I’ve always been a dog lover, ever since my father brought a little puppy home from the pet shop because he didn’t want her to spend the night there alone. We called her Sally. She was a spaniel-collie cross and was a loving, intelligent, well-behaved dog. Though she went blind in later life, she would still go on her regular walk, remembering to sit before crossing a road. I would walk her every day after school, sometimes on my own, often with a friend, and I’ve never lost that love of dog walking.
Nowadays I have two little terriers: nowhere near as well behaved, but they give me just as much pleasure. As a writer I spend a lot of time alone with my computer, so my dogs are my constant companions as well as my playmates. Every day I walk them first thing, before I start work, and they give me the motivation to get out of the house and exercise as well as to prepare my mind in a peaceful environment. More recently I’ve taken to walking them twice a day, to give my body a break from the sedentary life.

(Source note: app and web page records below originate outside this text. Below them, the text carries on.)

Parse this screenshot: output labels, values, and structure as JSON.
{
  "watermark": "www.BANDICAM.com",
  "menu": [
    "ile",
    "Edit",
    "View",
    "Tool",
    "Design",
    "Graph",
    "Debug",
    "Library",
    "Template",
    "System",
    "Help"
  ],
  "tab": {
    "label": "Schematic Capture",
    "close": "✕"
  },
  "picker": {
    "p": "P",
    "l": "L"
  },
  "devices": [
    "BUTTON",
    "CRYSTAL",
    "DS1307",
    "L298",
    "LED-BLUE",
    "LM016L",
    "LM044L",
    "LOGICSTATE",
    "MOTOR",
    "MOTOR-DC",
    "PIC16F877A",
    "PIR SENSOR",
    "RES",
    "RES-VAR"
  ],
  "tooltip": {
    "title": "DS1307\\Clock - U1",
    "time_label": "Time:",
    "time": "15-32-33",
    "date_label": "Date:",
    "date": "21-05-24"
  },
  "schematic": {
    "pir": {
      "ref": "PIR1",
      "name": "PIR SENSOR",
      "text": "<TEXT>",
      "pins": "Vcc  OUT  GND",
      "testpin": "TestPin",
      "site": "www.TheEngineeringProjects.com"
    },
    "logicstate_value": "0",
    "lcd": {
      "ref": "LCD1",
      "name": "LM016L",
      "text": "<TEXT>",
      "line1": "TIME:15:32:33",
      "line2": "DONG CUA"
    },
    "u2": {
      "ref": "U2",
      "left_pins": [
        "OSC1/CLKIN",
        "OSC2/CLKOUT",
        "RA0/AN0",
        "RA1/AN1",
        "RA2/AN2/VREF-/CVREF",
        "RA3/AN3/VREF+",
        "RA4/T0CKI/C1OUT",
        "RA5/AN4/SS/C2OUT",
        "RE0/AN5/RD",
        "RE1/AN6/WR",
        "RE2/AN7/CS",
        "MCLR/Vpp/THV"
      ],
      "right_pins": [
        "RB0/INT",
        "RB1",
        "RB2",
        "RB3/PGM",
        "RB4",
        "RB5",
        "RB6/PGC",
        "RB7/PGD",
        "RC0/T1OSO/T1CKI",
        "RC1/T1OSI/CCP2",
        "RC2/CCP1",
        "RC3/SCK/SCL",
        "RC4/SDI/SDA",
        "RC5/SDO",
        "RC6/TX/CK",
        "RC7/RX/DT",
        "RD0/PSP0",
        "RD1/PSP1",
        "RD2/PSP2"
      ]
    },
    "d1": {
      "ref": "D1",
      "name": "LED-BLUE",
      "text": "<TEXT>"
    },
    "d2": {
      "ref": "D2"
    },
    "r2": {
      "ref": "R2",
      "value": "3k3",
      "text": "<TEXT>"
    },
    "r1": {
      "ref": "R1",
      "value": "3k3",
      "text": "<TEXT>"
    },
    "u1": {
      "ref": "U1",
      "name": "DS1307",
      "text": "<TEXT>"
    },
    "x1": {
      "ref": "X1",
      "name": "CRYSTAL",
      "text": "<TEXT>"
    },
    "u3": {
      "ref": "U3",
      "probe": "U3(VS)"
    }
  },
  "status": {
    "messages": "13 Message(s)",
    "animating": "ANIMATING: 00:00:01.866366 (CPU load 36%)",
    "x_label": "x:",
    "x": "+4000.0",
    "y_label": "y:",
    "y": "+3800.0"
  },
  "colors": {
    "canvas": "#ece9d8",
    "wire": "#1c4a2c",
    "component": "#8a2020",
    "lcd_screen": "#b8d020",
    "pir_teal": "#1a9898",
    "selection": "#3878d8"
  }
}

But with lockdown, I’m back to one walk in the morning, and I make the most of it. I walk for a full hour on the same quiet footpath every day, avoiding sweaty runners and families on bikes as far as I can. The path flanks farmland not far from the river, where the water overflows onto flat land at times. It’s very peaceful and very beautiful.
What I’ve noticed in the short time we’ve been in lockdown is how quickly the wildlife is returning to the Marlow area. I’ve seen a wider variety of wild animals and birds in the last week or so than I ever saw before, despite the fact I’m not walking particularly early in the day. Spring is here, for sure, which brings them out, but there are more, without doubt.
My first thrilling sighting was a peregrine falcon down by the river, high up in a dead tree, surveying his territory. I couldn’t see close up, but nonetheless I was delighted. Since then, I’ve seen a tree-creeper, a deer (in a place you never normally see them), red kites perched in trees nearby and relaxing in the fields, lapwings down by the still-flooded areas close to the Thames, little egrets, jays, wrens, finches galore…the list goes on. A swan on its nest, its partner keeping watch nearby.
To my mind, there’s always a silver lining. This return of nature, so quickly and so close to us, is, for me, a wonderful side-effect of people being forced to stay at home, and the best silver lining I could wish for. I only hope that somehow, when the virus has run its course, our wildlife has reestablished itself and will stay with us forever.